As France’s nine hundred year old monarchy is dissolved, anarchy runs rampant throughout the country. Nobles are stripped of their titles, including the King and Queen, who are now known as Citizen Capet and Madame Capet. The infamous guillotine appears to punish those who are considered enemies of the patriots. Marie’s talent for sculpting becomes a curse when she is repeatedly presented with the heads of executed traitors by the revolution’s leaders. Anyone suspected of being royal sympathizers are executed. Homes are searched for any evidence that families are not true patriots. To the shock of the nation, the revolution’s leader’s declare the Catholic Church enemies of the patriots. Priests are executed by the hundreds and church services are allowed only under the condition that priests declare their allegience to liberty before God. Marie and her family now realize that no one is safe under the new regime. As Marie is presented with the heads of people she once held dear, her ability to remain loyal to the patriots is tested.

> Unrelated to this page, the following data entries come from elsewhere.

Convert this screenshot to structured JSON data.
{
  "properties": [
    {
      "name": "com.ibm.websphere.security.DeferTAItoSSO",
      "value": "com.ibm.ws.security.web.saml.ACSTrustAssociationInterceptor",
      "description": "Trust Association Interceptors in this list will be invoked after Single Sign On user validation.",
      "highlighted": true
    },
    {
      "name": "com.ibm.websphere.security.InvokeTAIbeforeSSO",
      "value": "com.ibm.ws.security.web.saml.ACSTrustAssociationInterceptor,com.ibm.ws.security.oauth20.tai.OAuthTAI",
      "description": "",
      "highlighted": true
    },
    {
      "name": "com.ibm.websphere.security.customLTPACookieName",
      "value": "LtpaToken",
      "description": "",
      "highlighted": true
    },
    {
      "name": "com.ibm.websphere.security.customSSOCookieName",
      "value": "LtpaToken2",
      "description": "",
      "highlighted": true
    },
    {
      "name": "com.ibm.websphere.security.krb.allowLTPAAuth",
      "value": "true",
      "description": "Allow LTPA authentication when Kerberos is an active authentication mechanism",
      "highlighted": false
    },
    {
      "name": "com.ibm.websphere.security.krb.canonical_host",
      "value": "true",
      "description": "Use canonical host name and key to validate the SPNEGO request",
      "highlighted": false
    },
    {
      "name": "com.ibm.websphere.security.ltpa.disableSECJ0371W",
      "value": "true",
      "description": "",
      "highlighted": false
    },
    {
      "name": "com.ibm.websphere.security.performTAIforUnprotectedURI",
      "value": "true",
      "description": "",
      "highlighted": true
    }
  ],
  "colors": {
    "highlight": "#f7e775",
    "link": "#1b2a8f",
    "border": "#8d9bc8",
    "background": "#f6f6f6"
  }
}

Michelle Moran has once again proved herself a master storyteller. Most of the people and events in Madame Tussaud: A Novel of the French Revolution are real. Moran took France’s bloodiest event in history and told it through the sympathetic eyes of a woman who must choose between staying alive and her loyalty to the royal family she has become fond of. The author successfully captured the chaos, uncertainty, and gruesome details of the French Revolution. Madame Tussaud’s powerful and well-written story has once again secured Michelle Moran’s place as one of the best historical fictional authors in the genre.
- Madame Tussaud: A Novel of the French Revolution by Michelle Moran, Crown